ACTIVITY -> Keep only those lines of the records that include the string "steps".

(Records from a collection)
/---

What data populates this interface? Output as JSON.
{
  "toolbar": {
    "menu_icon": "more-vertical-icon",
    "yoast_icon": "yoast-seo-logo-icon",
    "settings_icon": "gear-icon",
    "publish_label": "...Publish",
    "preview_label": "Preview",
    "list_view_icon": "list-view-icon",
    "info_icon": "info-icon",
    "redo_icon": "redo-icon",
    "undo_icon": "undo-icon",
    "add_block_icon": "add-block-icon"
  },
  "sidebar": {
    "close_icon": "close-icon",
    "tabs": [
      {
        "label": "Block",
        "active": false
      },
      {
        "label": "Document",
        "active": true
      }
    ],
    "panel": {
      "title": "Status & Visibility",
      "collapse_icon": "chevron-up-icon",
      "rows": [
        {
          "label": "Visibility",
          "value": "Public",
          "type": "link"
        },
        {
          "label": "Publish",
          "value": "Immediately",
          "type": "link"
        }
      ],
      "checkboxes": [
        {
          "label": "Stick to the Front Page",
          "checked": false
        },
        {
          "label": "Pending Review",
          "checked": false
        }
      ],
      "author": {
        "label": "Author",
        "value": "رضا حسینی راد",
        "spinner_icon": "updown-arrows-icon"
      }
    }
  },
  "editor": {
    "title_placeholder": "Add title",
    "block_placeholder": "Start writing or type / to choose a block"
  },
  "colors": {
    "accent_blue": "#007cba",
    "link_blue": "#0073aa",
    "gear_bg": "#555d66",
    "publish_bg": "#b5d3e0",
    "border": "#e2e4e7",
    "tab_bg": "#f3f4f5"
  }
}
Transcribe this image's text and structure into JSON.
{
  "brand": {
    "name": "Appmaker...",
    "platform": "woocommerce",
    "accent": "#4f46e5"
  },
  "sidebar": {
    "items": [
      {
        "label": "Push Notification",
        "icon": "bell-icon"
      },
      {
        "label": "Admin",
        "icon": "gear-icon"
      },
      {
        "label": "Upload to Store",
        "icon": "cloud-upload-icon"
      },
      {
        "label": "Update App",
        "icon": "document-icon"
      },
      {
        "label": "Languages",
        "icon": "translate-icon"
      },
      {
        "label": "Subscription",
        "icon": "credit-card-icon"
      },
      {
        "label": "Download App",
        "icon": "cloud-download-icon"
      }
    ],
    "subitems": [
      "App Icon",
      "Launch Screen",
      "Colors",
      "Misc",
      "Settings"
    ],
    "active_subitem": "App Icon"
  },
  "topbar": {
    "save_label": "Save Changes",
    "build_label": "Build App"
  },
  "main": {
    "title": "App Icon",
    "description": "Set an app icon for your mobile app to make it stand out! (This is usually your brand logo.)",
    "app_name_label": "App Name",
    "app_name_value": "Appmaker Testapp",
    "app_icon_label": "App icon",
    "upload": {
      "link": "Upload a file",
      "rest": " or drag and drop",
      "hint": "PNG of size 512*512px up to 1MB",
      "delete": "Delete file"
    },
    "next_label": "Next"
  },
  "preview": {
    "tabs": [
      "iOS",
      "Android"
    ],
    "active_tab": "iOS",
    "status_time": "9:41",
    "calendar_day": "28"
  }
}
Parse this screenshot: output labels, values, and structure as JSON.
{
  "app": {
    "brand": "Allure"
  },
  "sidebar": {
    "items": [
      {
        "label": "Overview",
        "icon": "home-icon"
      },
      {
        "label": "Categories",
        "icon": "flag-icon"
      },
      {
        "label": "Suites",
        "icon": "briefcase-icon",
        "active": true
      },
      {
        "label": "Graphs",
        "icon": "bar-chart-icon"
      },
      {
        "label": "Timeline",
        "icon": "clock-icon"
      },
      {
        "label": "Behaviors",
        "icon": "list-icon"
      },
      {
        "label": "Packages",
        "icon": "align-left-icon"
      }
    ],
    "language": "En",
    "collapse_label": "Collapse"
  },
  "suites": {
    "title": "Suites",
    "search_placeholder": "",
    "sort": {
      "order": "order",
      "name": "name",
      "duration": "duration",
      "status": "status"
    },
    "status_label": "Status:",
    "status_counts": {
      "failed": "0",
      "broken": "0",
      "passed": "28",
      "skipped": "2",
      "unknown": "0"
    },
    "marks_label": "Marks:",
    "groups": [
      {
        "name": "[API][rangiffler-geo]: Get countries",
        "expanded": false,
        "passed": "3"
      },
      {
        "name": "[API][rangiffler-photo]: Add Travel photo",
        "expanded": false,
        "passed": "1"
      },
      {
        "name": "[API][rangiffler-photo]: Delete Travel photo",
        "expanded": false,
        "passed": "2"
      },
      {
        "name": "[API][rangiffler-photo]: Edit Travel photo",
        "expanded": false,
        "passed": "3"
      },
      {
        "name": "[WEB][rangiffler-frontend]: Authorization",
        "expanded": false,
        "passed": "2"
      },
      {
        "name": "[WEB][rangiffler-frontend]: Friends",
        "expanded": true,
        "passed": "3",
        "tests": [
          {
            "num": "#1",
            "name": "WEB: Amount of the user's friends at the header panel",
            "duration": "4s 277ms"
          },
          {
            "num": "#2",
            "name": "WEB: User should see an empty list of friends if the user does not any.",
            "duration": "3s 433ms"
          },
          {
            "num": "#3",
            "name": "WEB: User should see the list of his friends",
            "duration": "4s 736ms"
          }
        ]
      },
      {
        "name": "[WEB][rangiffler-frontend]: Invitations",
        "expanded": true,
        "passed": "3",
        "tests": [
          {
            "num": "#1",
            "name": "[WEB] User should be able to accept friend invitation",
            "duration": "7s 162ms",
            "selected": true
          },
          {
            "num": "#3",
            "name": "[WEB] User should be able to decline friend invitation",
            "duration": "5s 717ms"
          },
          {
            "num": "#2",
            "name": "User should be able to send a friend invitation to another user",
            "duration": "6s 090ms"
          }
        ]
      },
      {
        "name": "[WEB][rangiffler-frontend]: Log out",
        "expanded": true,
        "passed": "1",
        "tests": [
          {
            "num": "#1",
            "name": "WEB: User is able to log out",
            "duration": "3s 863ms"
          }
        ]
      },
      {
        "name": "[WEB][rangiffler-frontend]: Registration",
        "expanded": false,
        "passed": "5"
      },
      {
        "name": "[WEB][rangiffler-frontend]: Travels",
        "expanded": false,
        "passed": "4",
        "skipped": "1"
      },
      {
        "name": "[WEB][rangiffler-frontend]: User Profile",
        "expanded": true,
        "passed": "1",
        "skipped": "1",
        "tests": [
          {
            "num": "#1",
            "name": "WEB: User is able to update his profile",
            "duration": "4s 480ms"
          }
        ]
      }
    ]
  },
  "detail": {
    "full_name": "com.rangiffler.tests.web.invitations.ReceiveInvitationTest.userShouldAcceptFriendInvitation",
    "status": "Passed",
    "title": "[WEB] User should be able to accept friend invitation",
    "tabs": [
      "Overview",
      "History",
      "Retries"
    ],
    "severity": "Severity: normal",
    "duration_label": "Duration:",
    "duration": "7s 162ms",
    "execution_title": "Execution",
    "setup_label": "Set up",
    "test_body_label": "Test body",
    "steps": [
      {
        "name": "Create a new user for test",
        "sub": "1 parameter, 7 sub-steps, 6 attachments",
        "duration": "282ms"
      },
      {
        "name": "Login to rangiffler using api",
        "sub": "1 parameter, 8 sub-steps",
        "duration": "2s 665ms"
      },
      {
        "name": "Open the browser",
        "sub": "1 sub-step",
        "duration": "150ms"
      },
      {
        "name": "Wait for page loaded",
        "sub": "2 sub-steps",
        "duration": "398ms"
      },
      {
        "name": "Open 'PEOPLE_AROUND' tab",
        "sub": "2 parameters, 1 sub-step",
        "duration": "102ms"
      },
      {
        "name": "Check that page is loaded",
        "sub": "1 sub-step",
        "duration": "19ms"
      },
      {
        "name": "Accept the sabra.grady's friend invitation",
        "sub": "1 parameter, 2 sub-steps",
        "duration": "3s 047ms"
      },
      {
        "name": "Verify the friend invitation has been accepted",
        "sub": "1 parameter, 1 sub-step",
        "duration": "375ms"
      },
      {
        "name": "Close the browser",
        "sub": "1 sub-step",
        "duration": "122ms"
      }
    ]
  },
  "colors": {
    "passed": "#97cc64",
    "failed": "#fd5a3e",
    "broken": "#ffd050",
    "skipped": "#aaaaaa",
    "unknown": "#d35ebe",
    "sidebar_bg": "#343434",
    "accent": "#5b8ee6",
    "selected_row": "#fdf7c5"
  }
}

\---

WRITTEN ANSWER ->
    "steps": [
        "sub": "1 parameter, 7 sub-steps, 6 attachments",
        "sub": "1 parameter, 8 sub-steps",
        "sub": "2 sub-steps",
        "sub": "1 parameter, 2 sub-steps",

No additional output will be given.